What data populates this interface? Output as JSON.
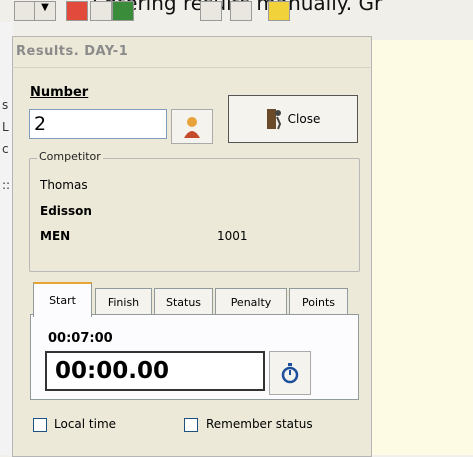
{
  "caption": "Entering results manually. Gr",
  "dialog": {
    "title": "Results. DAY-1",
    "number_label": "Number",
    "number_value": "2",
    "close_label": "Close"
  },
  "competitor": {
    "legend": "Competitor",
    "first_name": "Thomas",
    "last_name": "Edisson",
    "class": "MEN",
    "bib": "1001"
  },
  "tabs": [
    {
      "label": "Start",
      "active": true
    },
    {
      "label": "Finish",
      "active": false
    },
    {
      "label": "Status",
      "active": false
    },
    {
      "label": "Penalty",
      "active": false
    },
    {
      "label": "Points",
      "active": false
    }
  ],
  "start_tab": {
    "start_time": "00:07:00",
    "time_value": "00:00.00"
  },
  "options": {
    "local_time_label": "Local time",
    "local_time_checked": false,
    "remember_status_label": "Remember status",
    "remember_status_checked": false
  },
  "side_chars": [
    "s",
    "L",
    "c",
    "::"
  ],
  "colors": {
    "accent_tab": "#e7a534",
    "panel_yellow": "#fdfbe3",
    "dialog_bg": "#ece9d8"
  }
}
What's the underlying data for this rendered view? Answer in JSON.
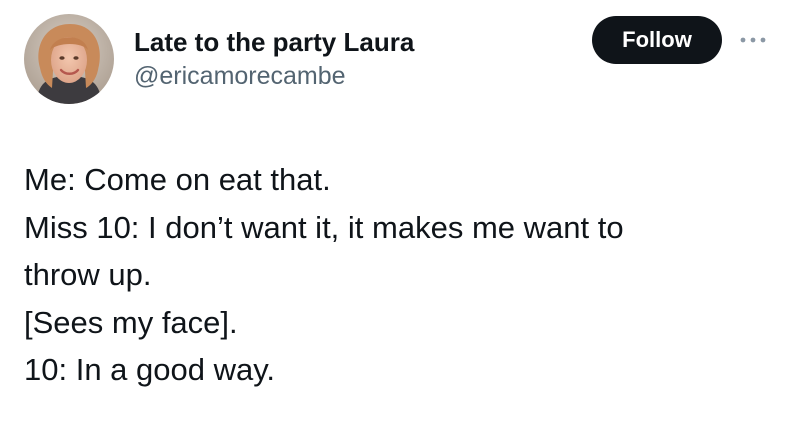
{
  "colors": {
    "text_primary": "#0f1419",
    "text_secondary": "#536471",
    "follow_button_bg": "#0f1419",
    "follow_button_text": "#ffffff",
    "background": "#ffffff"
  },
  "author": {
    "display_name": "Late to the party Laura",
    "handle": "@ericamorecambe",
    "avatar_icon": "profile-photo"
  },
  "actions": {
    "follow_label": "Follow",
    "more_icon": "more-dots-icon"
  },
  "tweet": {
    "lines": [
      "Me: Come on eat that.",
      "Miss 10: I don’t want it, it makes me want to",
      "throw up.",
      "[Sees my face].",
      "10: In a good way."
    ]
  }
}
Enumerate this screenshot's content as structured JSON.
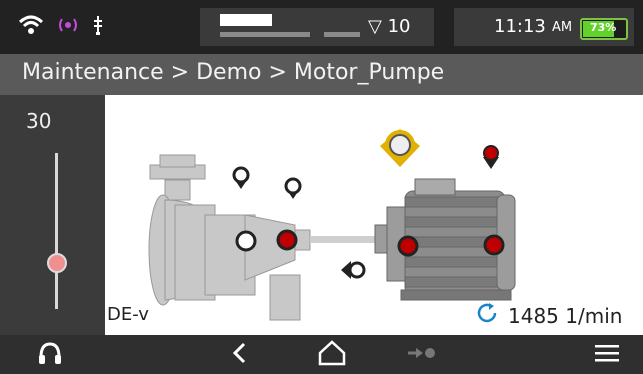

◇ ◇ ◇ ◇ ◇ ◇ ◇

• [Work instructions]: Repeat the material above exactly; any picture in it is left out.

• [Output for this exercise]:
What data populates this interface? Output as JSON.
{
  "caption": "Entering results manually. Gr",
  "dialog": {
    "title": "Results. DAY-1",
    "number_label": "Number",
    "number_value": "2",
    "close_label": "Close"
  },
  "competitor": {
    "legend": "Competitor",
    "first_name": "Thomas",
    "last_name": "Edisson",
    "class": "MEN",
    "bib": "1001"
  },
  "tabs": [
    {
      "label": "Start",
      "active": true
    },
    {
      "label": "Finish",
      "active": false
    },
    {
      "label": "Status",
      "active": false
    },
    {
      "label": "Penalty",
      "active": false
    },
    {
      "label": "Points",
      "active": false
    }
  ],
  "start_tab": {
    "start_time": "00:07:00",
    "time_value": "00:00.00"
  },
  "options": {
    "local_time_label": "Local time",
    "local_time_checked": false,
    "remember_status_label": "Remember status",
    "remember_status_checked": false
  },
  "side_chars": [
    "s",
    "L",
    "c",
    "::"
  ],
  "colors": {
    "accent_tab": "#e7a534",
    "panel_yellow": "#fdfbe3",
    "dialog_bg": "#ece9d8"
  }
}
What's the underlying data for this rendered view? Answer in JSON.
{
  "colors": {
    "text_primary": "#0f1419",
    "text_secondary": "#536471",
    "follow_button_bg": "#0f1419",
    "follow_button_text": "#ffffff",
    "background": "#ffffff"
  },
  "author": {
    "display_name": "Late to the party Laura",
    "handle": "@ericamorecambe",
    "avatar_icon": "profile-photo"
  },
  "actions": {
    "follow_label": "Follow",
    "more_icon": "more-dots-icon"
  },
  "tweet": {
    "lines": [
      "Me: Come on eat that.",
      "Miss 10: I don’t want it, it makes me want to",
      "throw up.",
      "[Sees my face].",
      "10: In a good way."
    ]
  }
}
Enumerate this screenshot's content as structured JSON.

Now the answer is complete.